=== Begin Enclosure ===

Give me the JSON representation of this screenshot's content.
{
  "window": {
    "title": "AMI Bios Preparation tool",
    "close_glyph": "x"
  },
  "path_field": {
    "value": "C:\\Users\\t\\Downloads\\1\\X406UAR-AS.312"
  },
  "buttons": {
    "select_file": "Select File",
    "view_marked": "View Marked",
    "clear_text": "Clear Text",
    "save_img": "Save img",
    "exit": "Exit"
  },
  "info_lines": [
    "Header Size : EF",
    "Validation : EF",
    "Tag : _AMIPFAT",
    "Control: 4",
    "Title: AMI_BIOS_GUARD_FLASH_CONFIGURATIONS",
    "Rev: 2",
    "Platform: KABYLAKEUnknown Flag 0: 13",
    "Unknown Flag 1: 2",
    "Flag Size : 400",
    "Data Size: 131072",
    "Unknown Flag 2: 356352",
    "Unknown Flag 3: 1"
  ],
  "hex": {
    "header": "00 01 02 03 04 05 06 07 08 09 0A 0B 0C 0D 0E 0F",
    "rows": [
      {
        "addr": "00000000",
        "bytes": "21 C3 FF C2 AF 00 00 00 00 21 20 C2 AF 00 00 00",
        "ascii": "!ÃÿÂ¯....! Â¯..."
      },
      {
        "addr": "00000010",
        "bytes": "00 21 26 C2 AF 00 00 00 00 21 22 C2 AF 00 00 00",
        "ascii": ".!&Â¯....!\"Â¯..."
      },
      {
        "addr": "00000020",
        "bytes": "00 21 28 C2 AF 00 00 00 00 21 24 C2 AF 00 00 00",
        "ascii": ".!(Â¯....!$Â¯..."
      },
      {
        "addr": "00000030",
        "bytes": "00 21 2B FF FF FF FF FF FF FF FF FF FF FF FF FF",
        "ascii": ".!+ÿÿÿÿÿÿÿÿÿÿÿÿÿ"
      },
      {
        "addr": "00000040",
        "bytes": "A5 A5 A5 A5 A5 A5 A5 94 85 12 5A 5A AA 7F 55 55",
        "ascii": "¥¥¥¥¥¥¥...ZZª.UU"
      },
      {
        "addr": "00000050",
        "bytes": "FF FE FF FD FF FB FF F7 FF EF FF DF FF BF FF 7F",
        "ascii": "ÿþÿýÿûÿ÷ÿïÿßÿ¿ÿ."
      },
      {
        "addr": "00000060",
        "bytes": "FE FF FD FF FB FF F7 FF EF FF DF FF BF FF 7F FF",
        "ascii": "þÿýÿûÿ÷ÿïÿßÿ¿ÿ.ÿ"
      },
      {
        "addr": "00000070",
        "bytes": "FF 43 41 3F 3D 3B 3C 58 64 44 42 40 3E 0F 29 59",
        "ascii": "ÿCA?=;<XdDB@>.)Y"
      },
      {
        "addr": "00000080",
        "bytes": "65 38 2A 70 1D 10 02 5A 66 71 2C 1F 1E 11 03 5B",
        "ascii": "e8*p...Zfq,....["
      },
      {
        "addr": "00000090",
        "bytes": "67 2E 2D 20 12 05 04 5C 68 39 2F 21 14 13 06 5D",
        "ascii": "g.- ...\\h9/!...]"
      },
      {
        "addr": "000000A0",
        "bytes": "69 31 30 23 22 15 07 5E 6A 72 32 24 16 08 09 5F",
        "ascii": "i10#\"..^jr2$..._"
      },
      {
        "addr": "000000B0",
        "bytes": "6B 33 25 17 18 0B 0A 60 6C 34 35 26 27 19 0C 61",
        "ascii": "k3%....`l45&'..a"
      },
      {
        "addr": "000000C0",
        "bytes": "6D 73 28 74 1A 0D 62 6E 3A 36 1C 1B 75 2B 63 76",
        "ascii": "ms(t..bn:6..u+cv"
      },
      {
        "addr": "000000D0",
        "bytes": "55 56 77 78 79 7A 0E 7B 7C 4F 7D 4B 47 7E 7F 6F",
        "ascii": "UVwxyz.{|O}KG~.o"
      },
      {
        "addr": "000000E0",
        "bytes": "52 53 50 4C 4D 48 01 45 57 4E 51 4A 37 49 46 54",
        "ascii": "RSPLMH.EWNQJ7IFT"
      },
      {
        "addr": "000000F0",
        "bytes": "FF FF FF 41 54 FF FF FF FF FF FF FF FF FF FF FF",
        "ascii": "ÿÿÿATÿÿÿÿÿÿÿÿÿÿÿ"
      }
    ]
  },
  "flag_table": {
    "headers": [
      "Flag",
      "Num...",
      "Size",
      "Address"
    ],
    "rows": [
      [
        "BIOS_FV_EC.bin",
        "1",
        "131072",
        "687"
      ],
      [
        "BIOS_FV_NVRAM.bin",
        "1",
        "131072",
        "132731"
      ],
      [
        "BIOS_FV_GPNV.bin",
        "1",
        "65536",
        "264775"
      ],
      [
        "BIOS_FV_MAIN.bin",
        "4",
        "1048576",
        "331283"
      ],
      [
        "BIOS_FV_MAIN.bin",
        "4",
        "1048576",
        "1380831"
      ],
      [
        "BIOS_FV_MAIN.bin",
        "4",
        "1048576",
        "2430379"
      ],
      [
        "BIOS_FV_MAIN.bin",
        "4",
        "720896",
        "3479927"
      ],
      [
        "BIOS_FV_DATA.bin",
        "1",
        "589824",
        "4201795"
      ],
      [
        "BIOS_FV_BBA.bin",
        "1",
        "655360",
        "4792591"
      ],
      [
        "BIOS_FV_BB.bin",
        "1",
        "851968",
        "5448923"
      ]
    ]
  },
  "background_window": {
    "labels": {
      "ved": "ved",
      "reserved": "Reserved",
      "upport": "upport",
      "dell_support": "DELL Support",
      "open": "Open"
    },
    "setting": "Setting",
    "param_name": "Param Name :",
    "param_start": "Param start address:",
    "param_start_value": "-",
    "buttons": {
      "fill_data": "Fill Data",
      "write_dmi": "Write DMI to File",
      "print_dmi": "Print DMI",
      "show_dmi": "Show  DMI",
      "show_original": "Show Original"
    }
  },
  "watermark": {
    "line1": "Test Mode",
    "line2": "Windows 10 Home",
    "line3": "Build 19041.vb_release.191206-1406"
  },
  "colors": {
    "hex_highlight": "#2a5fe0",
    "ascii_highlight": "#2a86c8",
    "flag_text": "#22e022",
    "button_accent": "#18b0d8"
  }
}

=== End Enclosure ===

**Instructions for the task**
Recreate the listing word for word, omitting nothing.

**Result below**
Give me the JSON representation of this screenshot's content.
{
  "window": {
    "title": "AMI Bios Preparation tool",
    "close_glyph": "x"
  },
  "path_field": {
    "value": "C:\\Users\\t\\Downloads\\1\\X406UAR-AS.312"
  },
  "buttons": {
    "select_file": "Select File",
    "view_marked": "View Marked",
    "clear_text": "Clear Text",
    "save_img": "Save img",
    "exit": "Exit"
  },
  "info_lines": [
    "Header Size : EF",
    "Validation : EF",
    "Tag : _AMIPFAT",
    "Control: 4",
    "Title: AMI_BIOS_GUARD_FLASH_CONFIGURATIONS",
    "Rev: 2",
    "Platform: KABYLAKEUnknown Flag 0: 13",
    "Unknown Flag 1: 2",
    "Flag Size : 400",
    "Data Size: 131072",
    "Unknown Flag 2: 356352",
    "Unknown Flag 3: 1"
  ],
  "hex": {
    "header": "00 01 02 03 04 05 06 07 08 09 0A 0B 0C 0D 0E 0F",
    "rows": [
      {
        "addr": "00000000",
        "bytes": "21 C3 FF C2 AF 00 00 00 00 21 20 C2 AF 00 00 00",
        "ascii": "!ÃÿÂ¯....! Â¯..."
      },
      {
        "addr": "00000010",
        "bytes": "00 21 26 C2 AF 00 00 00 00 21 22 C2 AF 00 00 00",
        "ascii": ".!&Â¯....!\"Â¯..."
      },
      {
        "addr": "00000020",
        "bytes": "00 21 28 C2 AF 00 00 00 00 21 24 C2 AF 00 00 00",
        "ascii": ".!(Â¯....!$Â¯..."
      },
      {
        "addr": "00000030",
        "bytes": "00 21 2B FF FF FF FF FF FF FF FF FF FF FF FF FF",
        "ascii": ".!+ÿÿÿÿÿÿÿÿÿÿÿÿÿ"
      },
      {
        "addr": "00000040",
        "bytes": "A5 A5 A5 A5 A5 A5 A5 94 85 12 5A 5A AA 7F 55 55",
        "ascii": "¥¥¥¥¥¥¥...ZZª.UU"
      },
      {
        "addr": "00000050",
        "bytes": "FF FE FF FD FF FB FF F7 FF EF FF DF FF BF FF 7F",
        "ascii": "ÿþÿýÿûÿ÷ÿïÿßÿ¿ÿ."
      },
      {
        "addr": "00000060",
        "bytes": "FE FF FD FF FB FF F7 FF EF FF DF FF BF FF 7F FF",
        "ascii": "þÿýÿûÿ÷ÿïÿßÿ¿ÿ.ÿ"
      },
      {
        "addr": "00000070",
        "bytes": "FF 43 41 3F 3D 3B 3C 58 64 44 42 40 3E 0F 29 59",
        "ascii": "ÿCA?=;<XdDB@>.)Y"
      },
      {
        "addr": "00000080",
        "bytes": "65 38 2A 70 1D 10 02 5A 66 71 2C 1F 1E 11 03 5B",
        "ascii": "e8*p...Zfq,....["
      },
      {
        "addr": "00000090",
        "bytes": "67 2E 2D 20 12 05 04 5C 68 39 2F 21 14 13 06 5D",
        "ascii": "g.- ...\\h9/!...]"
      },
      {
        "addr": "000000A0",
        "bytes": "69 31 30 23 22 15 07 5E 6A 72 32 24 16 08 09 5F",
        "ascii": "i10#\"..^jr2$..._"
      },
      {
        "addr": "000000B0",
        "bytes": "6B 33 25 17 18 0B 0A 60 6C 34 35 26 27 19 0C 61",
        "ascii": "k3%....`l45&'..a"
      },
      {
        "addr": "000000C0",
        "bytes": "6D 73 28 74 1A 0D 62 6E 3A 36 1C 1B 75 2B 63 76",
        "ascii": "ms(t..bn:6..u+cv"
      },
      {
        "addr": "000000D0",
        "bytes": "55 56 77 78 79 7A 0E 7B 7C 4F 7D 4B 47 7E 7F 6F",
        "ascii": "UVwxyz.{|O}KG~.o"
      },
      {
        "addr": "000000E0",
        "bytes": "52 53 50 4C 4D 48 01 45 57 4E 51 4A 37 49 46 54",
        "ascii": "RSPLMH.EWNQJ7IFT"
      },
      {
        "addr": "000000F0",
        "bytes": "FF FF FF 41 54 FF FF FF FF FF FF FF FF FF FF FF",
        "ascii": "ÿÿÿATÿÿÿÿÿÿÿÿÿÿÿ"
      }
    ]
  },
  "flag_table": {
    "headers": [
      "Flag",
      "Num...",
      "Size",
      "Address"
    ],
    "rows": [
      [
        "BIOS_FV_EC.bin",
        "1",
        "131072",
        "687"
      ],
      [
        "BIOS_FV_NVRAM.bin",
        "1",
        "131072",
        "132731"
      ],
      [
        "BIOS_FV_GPNV.bin",
        "1",
        "65536",
        "264775"
      ],
      [
        "BIOS_FV_MAIN.bin",
        "4",
        "1048576",
        "331283"
      ],
      [
        "BIOS_FV_MAIN.bin",
        "4",
        "1048576",
        "1380831"
      ],
      [
        "BIOS_FV_MAIN.bin",
        "4",
        "1048576",
        "2430379"
      ],
      [
        "BIOS_FV_MAIN.bin",
        "4",
        "720896",
        "3479927"
      ],
      [
        "BIOS_FV_DATA.bin",
        "1",
        "589824",
        "4201795"
      ],
      [
        "BIOS_FV_BBA.bin",
        "1",
        "655360",
        "4792591"
      ],
      [
        "BIOS_FV_BB.bin",
        "1",
        "851968",
        "5448923"
      ]
    ]
  },
  "background_window": {
    "labels": {
      "ved": "ved",
      "reserved": "Reserved",
      "upport": "upport",
      "dell_support": "DELL Support",
      "open": "Open"
    },
    "setting": "Setting",
    "param_name": "Param Name :",
    "param_start": "Param start address:",
    "param_start_value": "-",
    "buttons": {
      "fill_data": "Fill Data",
      "write_dmi": "Write DMI to File",
      "print_dmi": "Print DMI",
      "show_dmi": "Show  DMI",
      "show_original": "Show Original"
    }
  },
  "watermark": {
    "line1": "Test Mode",
    "line2": "Windows 10 Home",
    "line3": "Build 19041.vb_release.191206-1406"
  },
  "colors": {
    "hex_highlight": "#2a5fe0",
    "ascii_highlight": "#2a86c8",
    "flag_text": "#22e022",
    "button_accent": "#18b0d8"
  }
}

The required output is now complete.